Tests and diagnosisBy Mayo Clinic staff
Your doctor will do a series of tests to look for pericardial effusion, identify possible causes and determine treatment. For some of the exams, your doctor may refer you to a cardiologist.
Your doctor will perform a medical exam. In particular, he or she will listen to your heart with a stethoscope. If your pericardium is inflamed, your doctor may hear a high-pitched, scratchy sound called a friction rub. If there's a large amount of fluid accumulated, your heartbeat may be muffled or sound distant.
A commonly used test to diagnose pericardial effusion is an echocardiogram. An echocardiogram uses sound waves to create real-time images of your heart. With this procedure, a cardiologist can see the extent of pericardial effusion based on the amount of space present between the two layers of the pericardium. An echocardiogram can also show decreased heart function due to pressure on the heart (tamponade). Your cardiologist may be able to see whether one or more chambers of the heart have collapsed and how efficiently your heart is pumping blood. There are two types of echocardiograms:
- Transthoracic echocardiogram. This device uses a sound-emitting device (transducer) that is placed on your chest over your heart.
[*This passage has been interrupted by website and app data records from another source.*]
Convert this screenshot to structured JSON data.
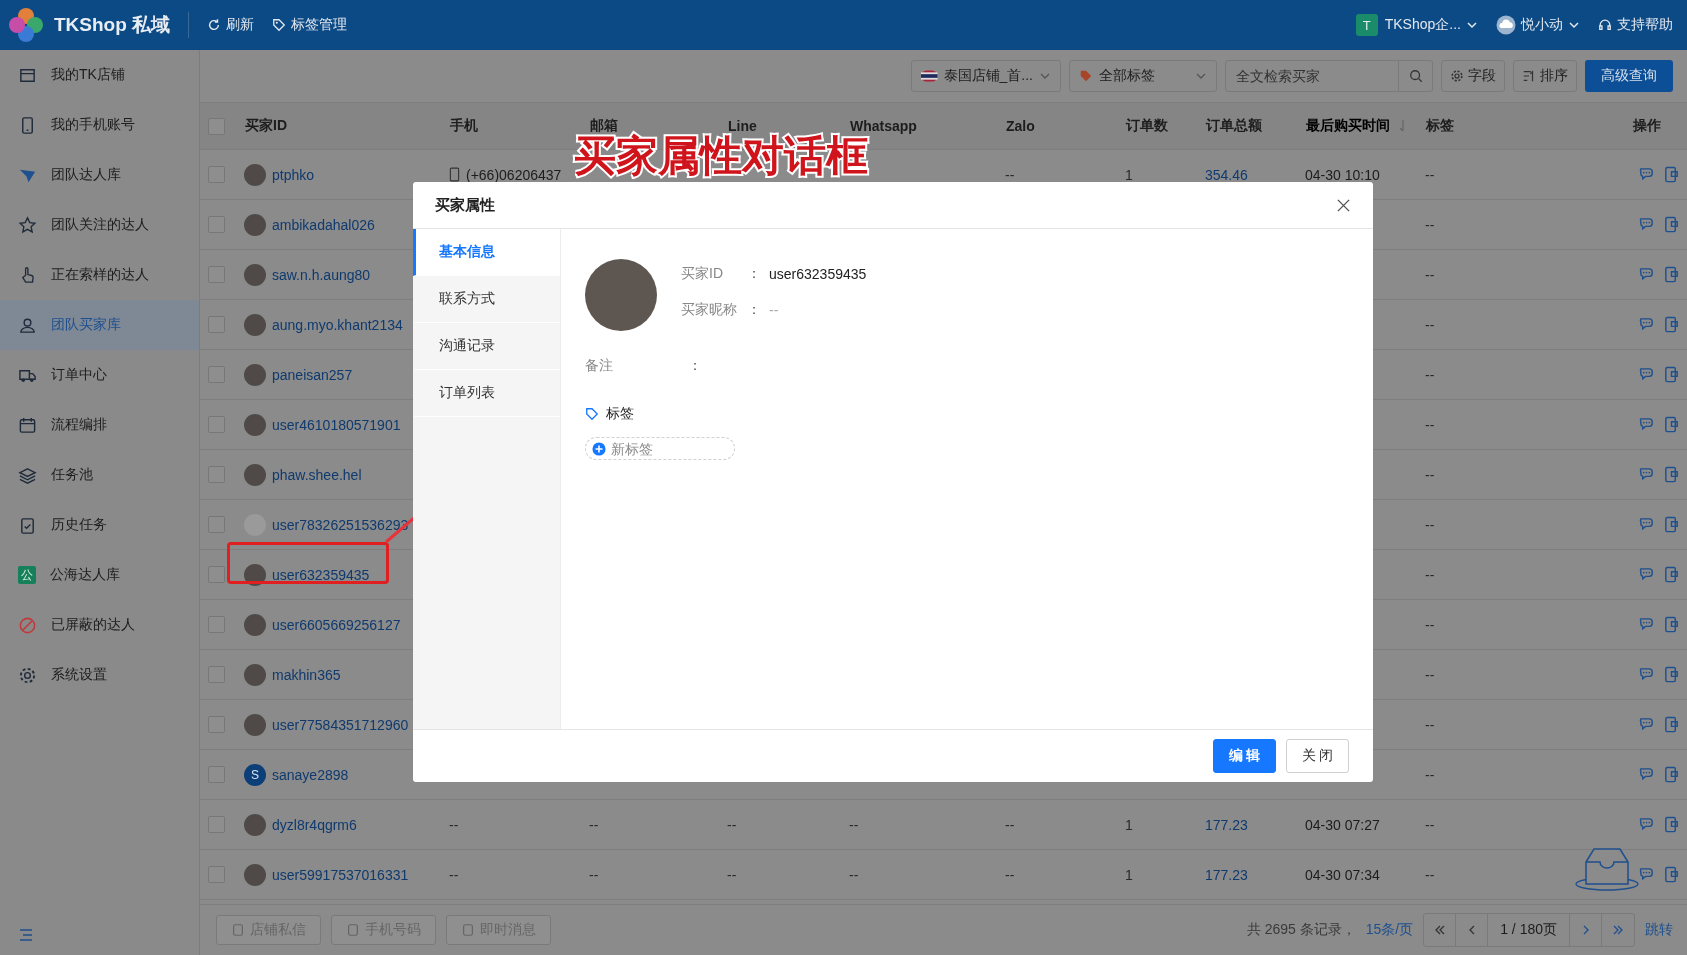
{
  "topbar": {
    "brand": "TKShop 私域",
    "actions": [
      {
        "label": "刷新"
      },
      {
        "label": "标签管理"
      }
    ],
    "team": {
      "badge": "T",
      "name": "TKShop企..."
    },
    "user": {
      "name": "悦小动"
    },
    "help": {
      "label": "支持帮助"
    }
  },
  "sidebar": {
    "items": [
      {
        "label": "我的TK店铺",
        "selected": false
      },
      {
        "label": "我的手机账号",
        "selected": false
      },
      {
        "label": "团队达人库",
        "selected": false
      },
      {
        "label": "团队关注的达人",
        "selected": false
      },
      {
        "label": "正在索样的达人",
        "selected": false
      },
      {
        "label": "团队买家库",
        "selected": true
      },
      {
        "label": "订单中心",
        "selected": false
      },
      {
        "label": "流程编排",
        "selected": false
      },
      {
        "label": "任务池",
        "selected": false
      },
      {
        "label": "历史任务",
        "selected": false
      },
      {
        "label": "公海达人库",
        "selected": false,
        "badge": "公"
      },
      {
        "label": "已屏蔽的达人",
        "selected": false
      },
      {
        "label": "系统设置",
        "selected": false
      }
    ]
  },
  "toolbar": {
    "shop_select": "泰国店铺_首...",
    "tag_select": "全部标签",
    "search": {
      "placeholder": "全文检索买家"
    },
    "buttons": [
      {
        "label": "字段"
      },
      {
        "label": "排序"
      }
    ],
    "primary": "高级查询"
  },
  "table": {
    "select_all": {
      "checked": false
    },
    "columns": [
      {
        "label": "买家ID",
        "sorted": false
      },
      {
        "label": "手机",
        "sorted": false
      },
      {
        "label": "邮箱",
        "sorted": false
      },
      {
        "label": "Line",
        "sorted": false
      },
      {
        "label": "Whatsapp",
        "sorted": false
      },
      {
        "label": "Zalo",
        "sorted": false
      },
      {
        "label": "订单数",
        "sorted": false
      },
      {
        "label": "订单总额",
        "sorted": false
      },
      {
        "label": "最后购买时间",
        "sorted": true
      },
      {
        "label": "标签",
        "sorted": false
      },
      {
        "label": "操作",
        "sorted": false
      }
    ],
    "rows": [
      {
        "checked": false,
        "avatar": {
          "kind": "photo"
        },
        "id": "ptphko",
        "device_icon": true,
        "phone": "(+66)06206437",
        "zalo": "--",
        "orders": "1",
        "total": "354.46",
        "last": "04-30 10:10",
        "tag": "--"
      },
      {
        "checked": false,
        "avatar": {
          "kind": "photo"
        },
        "id": "ambikadahal026",
        "tag": "--"
      },
      {
        "checked": false,
        "avatar": {
          "kind": "photo"
        },
        "id": "saw.n.h.aung80",
        "tag": "--"
      },
      {
        "checked": false,
        "avatar": {
          "kind": "photo"
        },
        "id": "aung.myo.khant2134",
        "tag": "--"
      },
      {
        "checked": false,
        "avatar": {
          "kind": "photo"
        },
        "id": "paneisan257",
        "tag": "--"
      },
      {
        "checked": false,
        "avatar": {
          "kind": "photo"
        },
        "id": "user4610180571901",
        "tag": "--"
      },
      {
        "checked": false,
        "avatar": {
          "kind": "photo"
        },
        "id": "phaw.shee.hel",
        "tag": "--"
      },
      {
        "checked": false,
        "avatar": {
          "kind": "default"
        },
        "id": "user78326251536293",
        "tag": "--"
      },
      {
        "checked": false,
        "avatar": {
          "kind": "photo"
        },
        "id": "user632359435",
        "tag": "--"
      },
      {
        "checked": false,
        "avatar": {
          "kind": "photo"
        },
        "id": "user6605669256127",
        "tag": "--"
      },
      {
        "checked": false,
        "avatar": {
          "kind": "photo"
        },
        "id": "makhin365",
        "tag": "--"
      },
      {
        "checked": false,
        "avatar": {
          "kind": "photo"
        },
        "id": "user77584351712960",
        "tag": "--"
      },
      {
        "checked": false,
        "avatar": {
          "kind": "letter",
          "letter": "S"
        },
        "id": "sanaye2898",
        "tag": "--"
      },
      {
        "checked": false,
        "avatar": {
          "kind": "photo"
        },
        "id": "dyzl8r4qgrm6",
        "phone": "--",
        "email": "--",
        "line": "--",
        "whatsapp": "--",
        "zalo": "--",
        "orders": "1",
        "total": "177.23",
        "last": "04-30 07:27",
        "tag": "--"
      },
      {
        "checked": false,
        "avatar": {
          "kind": "photo"
        },
        "id": "user59917537016331",
        "phone": "--",
        "email": "--",
        "line": "--",
        "whatsapp": "--",
        "zalo": "--",
        "orders": "1",
        "total": "177.23",
        "last": "04-30 07:34",
        "tag": "--"
      }
    ]
  },
  "footer": {
    "buttons": [
      {
        "label": "店铺私信",
        "disabled": true
      },
      {
        "label": "手机号码",
        "disabled": true
      },
      {
        "label": "即时消息",
        "disabled": true
      }
    ],
    "total": "共 2695 条记录，",
    "page_size": "15条/页",
    "page": "1 / 180页",
    "jump": "跳转"
  },
  "dialog": {
    "title": "买家属性",
    "tabs": [
      {
        "label": "基本信息",
        "selected": true
      },
      {
        "label": "联系方式",
        "selected": false
      },
      {
        "label": "沟通记录",
        "selected": false
      },
      {
        "label": "订单列表",
        "selected": false
      }
    ],
    "fields": [
      {
        "label": "买家ID",
        "colon": "：",
        "value": "user632359435"
      },
      {
        "label": "买家昵称",
        "colon": "：",
        "value": "--"
      }
    ],
    "note": {
      "label": "备注",
      "colon": "："
    },
    "tags": {
      "label": "标签",
      "placeholder": "新标签"
    },
    "buttons": [
      {
        "label": "编 辑",
        "kind": "primary"
      },
      {
        "label": "关 闭",
        "kind": "default"
      }
    ]
  },
  "annotation": {
    "text": "买家属性对话框"
  }
}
- Transesophageal echocardiogram. This type of echocardiogram uses a tiny transducer on a tube that's inserted down your the part of the digestive tract that runs from the throat to the stomach (esophagus). Because the esophagus lies close to the heart, having the transducer placed there often provides a more detailed image of the heart.
An electrocardiogram — also called an ECG or EKG — records electrical signals as they travel through your heart. Your cardiologist can look for patterns among these signals that suggest tamponade.
A chest X-ray may show an enlarged silhouette of your heart if the amount of fluid in the pericardium is large.
Other imaging technologies
Computerized tomography (CT) scan and magnetic resonance imaging (MRI) are imaging technologies that can detect pericardial effusion, although they're not generally used to look for the disorder. However, pericardial effusion may be diagnosed when these tests are done for other reasons.
If your doctor finds evidence of pericardial effusion, he or she may order blood tests or other diagnostic tests to identify an underlying cause.
- Hoit BD. Diagnosis and treatment of pericardial effusion. http://www.uptodate.com/home. Accessed June 10, 2013.
- Khandaker MH, et al. Pericardial disease: Diagnosis and management. Mayo Clinic Proceedings. 2010;85:572.
- Papadakis MA, et al. Current Medical Diagnosis & Treatment 2013. 52nd ed. New York, N.Y.: The McGraw-Hill Companies; 2013. http://www.accessmedicine.com/resourceTOC.aspx?resourceID=1. Accessed June 10, 2013.
- Cardiopulmonary syndromes (PDQ). National Cancer Institute. http://www.cancer.gov/cancertopics/pdq/supportivecare/cardiopulmonary/HealthProfessional. Accessed June 17, 2013.
- Sagrista-Sauleda J, et al. Diagnosis and management of pericardial effusion. World Journal of Cardiology. 2011;3:135.
- Fuster V, ed. et al. Hurst's The Heart. 13th ed. New York, N.Y.: The McGraw-Hill Companies; 2011. http://www.accessmedicine.com/resourceTOC.aspx?resourceID=5. Accessed June 10, 2013.
- Imazio M. Contemporary management of pericardial diseases. Current Opinion in Cardiology. 2012;27:308.